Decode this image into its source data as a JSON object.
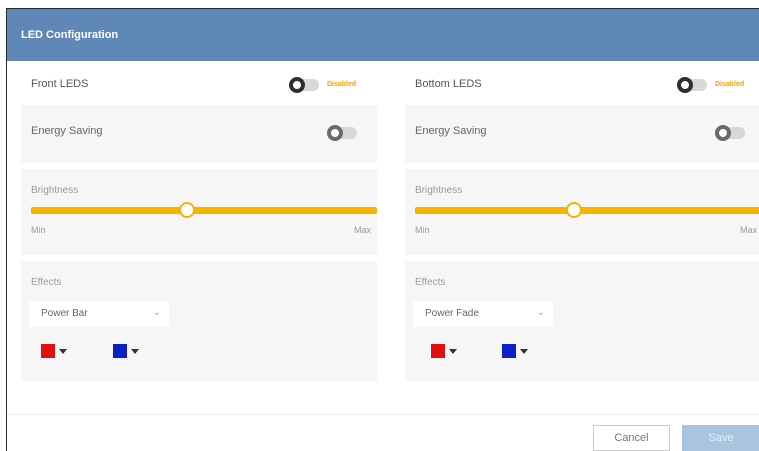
{
  "dialog": {
    "title": "LED Configuration"
  },
  "front": {
    "heading": "Front LEDS",
    "toggle_state": "Disabled",
    "energy_saving_label": "Energy Saving",
    "brightness_label": "Brightness",
    "brightness_value": 0.45,
    "min_label": "Min",
    "max_label": "Max",
    "effects_label": "Effects",
    "effect_value": "Power Bar",
    "color1": "#e01010",
    "color2": "#0a1fc8"
  },
  "bottom": {
    "heading": "Bottom LEDS",
    "toggle_state": "Disabled",
    "energy_saving_label": "Energy Saving",
    "brightness_label": "Brightness",
    "brightness_value": 0.46,
    "min_label": "Min",
    "max_label": "Max",
    "effects_label": "Effects",
    "effect_value": "Power Fade",
    "color1": "#e01010",
    "color2": "#0a1fc8"
  },
  "footer": {
    "cancel_label": "Cancel",
    "save_label": "Save"
  },
  "colors": {
    "header": "#5f87b8",
    "accent": "#f5b400",
    "state_text": "#f5a300"
  }
}
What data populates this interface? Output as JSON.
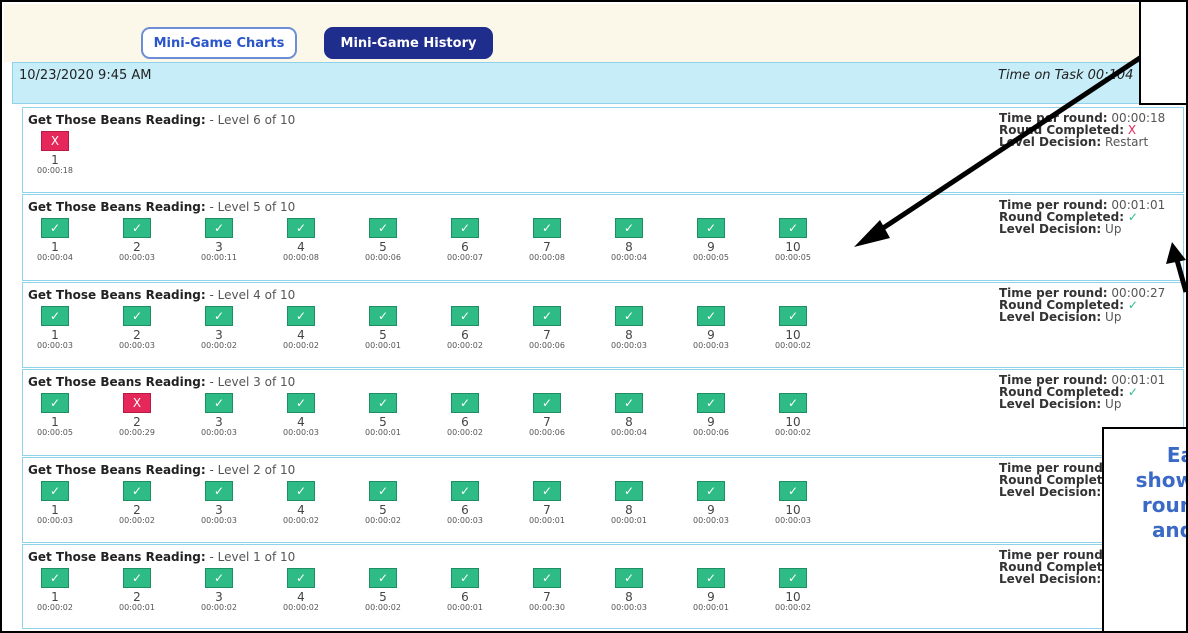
{
  "tabs": {
    "charts": "Mini-Game Charts",
    "history": "Mini-Game History"
  },
  "header": {
    "date": "10/23/2020 9:45 AM",
    "time_on_task": "Time on Task 00:1",
    "time_tail": "04"
  },
  "game": "Get Those Beans Reading:",
  "stat_labels": {
    "time": "Time per round:",
    "round": "Round Completed:",
    "decision": "Level Decision:",
    "time_cut": "Time per round",
    "round_cut": "Round Complet",
    "decision_cut": "Level Decision:"
  },
  "icons": {
    "check": "✓",
    "x": "X"
  },
  "colors": {
    "success": "#2fbb85",
    "fail": "#e6275a",
    "header": "#c7edf9",
    "accent": "#1f2d8c",
    "callout_text": "#3b69c6"
  },
  "callout": {
    "lines": [
      "Ea",
      "show",
      "roun",
      "and"
    ]
  },
  "levels": [
    {
      "label": "- Level 6 of 10",
      "time_per_round": "00:00:18",
      "completed": "X",
      "decision": "Restart",
      "rounds": [
        {
          "n": "1",
          "t": "00:00:18",
          "ok": false
        }
      ]
    },
    {
      "label": "- Level 5 of 10",
      "time_per_round": "00:01:01",
      "completed": "✓",
      "decision": "Up",
      "rounds": [
        {
          "n": "1",
          "t": "00:00:04",
          "ok": true
        },
        {
          "n": "2",
          "t": "00:00:03",
          "ok": true
        },
        {
          "n": "3",
          "t": "00:00:11",
          "ok": true
        },
        {
          "n": "4",
          "t": "00:00:08",
          "ok": true
        },
        {
          "n": "5",
          "t": "00:00:06",
          "ok": true
        },
        {
          "n": "6",
          "t": "00:00:07",
          "ok": true
        },
        {
          "n": "7",
          "t": "00:00:08",
          "ok": true
        },
        {
          "n": "8",
          "t": "00:00:04",
          "ok": true
        },
        {
          "n": "9",
          "t": "00:00:05",
          "ok": true
        },
        {
          "n": "10",
          "t": "00:00:05",
          "ok": true
        }
      ]
    },
    {
      "label": "- Level 4 of 10",
      "time_per_round": "00:00:27",
      "completed": "✓",
      "decision": "Up",
      "rounds": [
        {
          "n": "1",
          "t": "00:00:03",
          "ok": true
        },
        {
          "n": "2",
          "t": "00:00:03",
          "ok": true
        },
        {
          "n": "3",
          "t": "00:00:02",
          "ok": true
        },
        {
          "n": "4",
          "t": "00:00:02",
          "ok": true
        },
        {
          "n": "5",
          "t": "00:00:01",
          "ok": true
        },
        {
          "n": "6",
          "t": "00:00:02",
          "ok": true
        },
        {
          "n": "7",
          "t": "00:00:06",
          "ok": true
        },
        {
          "n": "8",
          "t": "00:00:03",
          "ok": true
        },
        {
          "n": "9",
          "t": "00:00:03",
          "ok": true
        },
        {
          "n": "10",
          "t": "00:00:02",
          "ok": true
        }
      ]
    },
    {
      "label": "- Level 3 of 10",
      "time_per_round": "00:01:01",
      "completed": "✓",
      "decision": "Up",
      "rounds": [
        {
          "n": "1",
          "t": "00:00:05",
          "ok": true
        },
        {
          "n": "2",
          "t": "00:00:29",
          "ok": false
        },
        {
          "n": "3",
          "t": "00:00:03",
          "ok": true
        },
        {
          "n": "4",
          "t": "00:00:03",
          "ok": true
        },
        {
          "n": "5",
          "t": "00:00:01",
          "ok": true
        },
        {
          "n": "6",
          "t": "00:00:02",
          "ok": true
        },
        {
          "n": "7",
          "t": "00:00:06",
          "ok": true
        },
        {
          "n": "8",
          "t": "00:00:04",
          "ok": true
        },
        {
          "n": "9",
          "t": "00:00:06",
          "ok": true
        },
        {
          "n": "10",
          "t": "00:00:02",
          "ok": true
        }
      ]
    },
    {
      "label": "- Level 2 of 10",
      "time_per_round": "",
      "completed": "",
      "decision": "",
      "rounds": [
        {
          "n": "1",
          "t": "00:00:03",
          "ok": true
        },
        {
          "n": "2",
          "t": "00:00:02",
          "ok": true
        },
        {
          "n": "3",
          "t": "00:00:03",
          "ok": true
        },
        {
          "n": "4",
          "t": "00:00:02",
          "ok": true
        },
        {
          "n": "5",
          "t": "00:00:02",
          "ok": true
        },
        {
          "n": "6",
          "t": "00:00:03",
          "ok": true
        },
        {
          "n": "7",
          "t": "00:00:01",
          "ok": true
        },
        {
          "n": "8",
          "t": "00:00:01",
          "ok": true
        },
        {
          "n": "9",
          "t": "00:00:03",
          "ok": true
        },
        {
          "n": "10",
          "t": "00:00:03",
          "ok": true
        }
      ]
    },
    {
      "label": "- Level 1 of 10",
      "time_per_round": "",
      "completed": "",
      "decision": "",
      "rounds": [
        {
          "n": "1",
          "t": "00:00:02",
          "ok": true
        },
        {
          "n": "2",
          "t": "00:00:01",
          "ok": true
        },
        {
          "n": "3",
          "t": "00:00:02",
          "ok": true
        },
        {
          "n": "4",
          "t": "00:00:02",
          "ok": true
        },
        {
          "n": "5",
          "t": "00:00:02",
          "ok": true
        },
        {
          "n": "6",
          "t": "00:00:01",
          "ok": true
        },
        {
          "n": "7",
          "t": "00:00:30",
          "ok": true
        },
        {
          "n": "8",
          "t": "00:00:03",
          "ok": true
        },
        {
          "n": "9",
          "t": "00:00:01",
          "ok": true
        },
        {
          "n": "10",
          "t": "00:00:02",
          "ok": true
        }
      ]
    }
  ]
}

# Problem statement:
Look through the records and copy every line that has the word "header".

# Result of the exercise:
    "header": "#5f87b8",
  "header": {
    "header": "#c7edf9",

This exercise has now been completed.